(Page and application data records)
========================================

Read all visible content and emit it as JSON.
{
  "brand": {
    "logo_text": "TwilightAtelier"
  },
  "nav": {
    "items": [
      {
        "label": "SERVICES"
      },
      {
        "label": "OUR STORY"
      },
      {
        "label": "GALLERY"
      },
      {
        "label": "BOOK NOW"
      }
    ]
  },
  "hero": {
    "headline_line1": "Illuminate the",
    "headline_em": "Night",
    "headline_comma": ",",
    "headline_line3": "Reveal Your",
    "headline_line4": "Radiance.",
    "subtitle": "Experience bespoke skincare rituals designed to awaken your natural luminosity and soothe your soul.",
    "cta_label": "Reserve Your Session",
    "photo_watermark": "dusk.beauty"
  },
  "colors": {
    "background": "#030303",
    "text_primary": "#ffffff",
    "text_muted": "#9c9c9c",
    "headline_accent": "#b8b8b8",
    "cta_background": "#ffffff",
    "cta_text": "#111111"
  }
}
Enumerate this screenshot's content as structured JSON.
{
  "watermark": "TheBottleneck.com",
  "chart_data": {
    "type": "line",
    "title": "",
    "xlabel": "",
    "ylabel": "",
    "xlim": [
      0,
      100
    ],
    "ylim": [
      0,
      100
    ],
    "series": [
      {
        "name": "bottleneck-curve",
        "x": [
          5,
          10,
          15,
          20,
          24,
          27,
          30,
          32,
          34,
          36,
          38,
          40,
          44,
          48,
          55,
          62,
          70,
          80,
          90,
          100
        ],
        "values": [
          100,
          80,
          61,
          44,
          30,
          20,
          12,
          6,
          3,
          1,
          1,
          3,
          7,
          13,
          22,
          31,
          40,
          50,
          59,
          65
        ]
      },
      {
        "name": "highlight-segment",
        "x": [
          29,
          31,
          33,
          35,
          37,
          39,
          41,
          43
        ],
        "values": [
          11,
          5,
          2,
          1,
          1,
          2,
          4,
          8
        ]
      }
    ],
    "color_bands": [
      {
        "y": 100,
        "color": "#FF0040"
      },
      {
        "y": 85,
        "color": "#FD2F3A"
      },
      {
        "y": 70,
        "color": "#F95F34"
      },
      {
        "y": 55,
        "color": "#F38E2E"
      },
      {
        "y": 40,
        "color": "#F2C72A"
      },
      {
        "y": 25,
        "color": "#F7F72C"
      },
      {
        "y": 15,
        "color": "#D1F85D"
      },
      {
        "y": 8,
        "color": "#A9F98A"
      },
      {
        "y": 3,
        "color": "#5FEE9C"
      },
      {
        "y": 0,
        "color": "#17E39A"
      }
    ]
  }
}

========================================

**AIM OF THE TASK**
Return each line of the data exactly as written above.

**OUTPUT BELOW**
Read all visible content and emit it as JSON.
{
  "brand": {
    "logo_text": "TwilightAtelier"
  },
  "nav": {
    "items": [
      {
        "label": "SERVICES"
      },
      {
        "label": "OUR STORY"
      },
      {
        "label": "GALLERY"
      },
      {
        "label": "BOOK NOW"
      }
    ]
  },
  "hero": {
    "headline_line1": "Illuminate the",
    "headline_em": "Night",
    "headline_comma": ",",
    "headline_line3": "Reveal Your",
    "headline_line4": "Radiance.",
    "subtitle": "Experience bespoke skincare rituals designed to awaken your natural luminosity and soothe your soul.",
    "cta_label": "Reserve Your Session",
    "photo_watermark": "dusk.beauty"
  },
  "colors": {
    "background": "#030303",
    "text_primary": "#ffffff",
    "text_muted": "#9c9c9c",
    "headline_accent": "#b8b8b8",
    "cta_background": "#ffffff",
    "cta_text": "#111111"
  }
}
Enumerate this screenshot's content as structured JSON.
{
  "watermark": "TheBottleneck.com",
  "chart_data": {
    "type": "line",
    "title": "",
    "xlabel": "",
    "ylabel": "",
    "xlim": [
      0,
      100
    ],
    "ylim": [
      0,
      100
    ],
    "series": [
      {
        "name": "bottleneck-curve",
        "x": [
          5,
          10,
          15,
          20,
          24,
          27,
          30,
          32,
          34,
          36,
          38,
          40,
          44,
          48,
          55,
          62,
          70,
          80,
          90,
          100
        ],
        "values": [
          100,
          80,
          61,
          44,
          30,
          20,
          12,
          6,
          3,
          1,
          1,
          3,
          7,
          13,
          22,
          31,
          40,
          50,
          59,
          65
        ]
      },
      {
        "name": "highlight-segment",
        "x": [
          29,
          31,
          33,
          35,
          37,
          39,
          41,
          43
        ],
        "values": [
          11,
          5,
          2,
          1,
          1,
          2,
          4,
          8
        ]
      }
    ],
    "color_bands": [
      {
        "y": 100,
        "color": "#FF0040"
      },
      {
        "y": 85,
        "color": "#FD2F3A"
      },
      {
        "y": 70,
        "color": "#F95F34"
      },
      {
        "y": 55,
        "color": "#F38E2E"
      },
      {
        "y": 40,
        "color": "#F2C72A"
      },
      {
        "y": 25,
        "color": "#F7F72C"
      },
      {
        "y": 15,
        "color": "#D1F85D"
      },
      {
        "y": 8,
        "color": "#A9F98A"
      },
      {
        "y": 3,
        "color": "#5FEE9C"
      },
      {
        "y": 0,
        "color": "#17E39A"
      }
    ]
  }
}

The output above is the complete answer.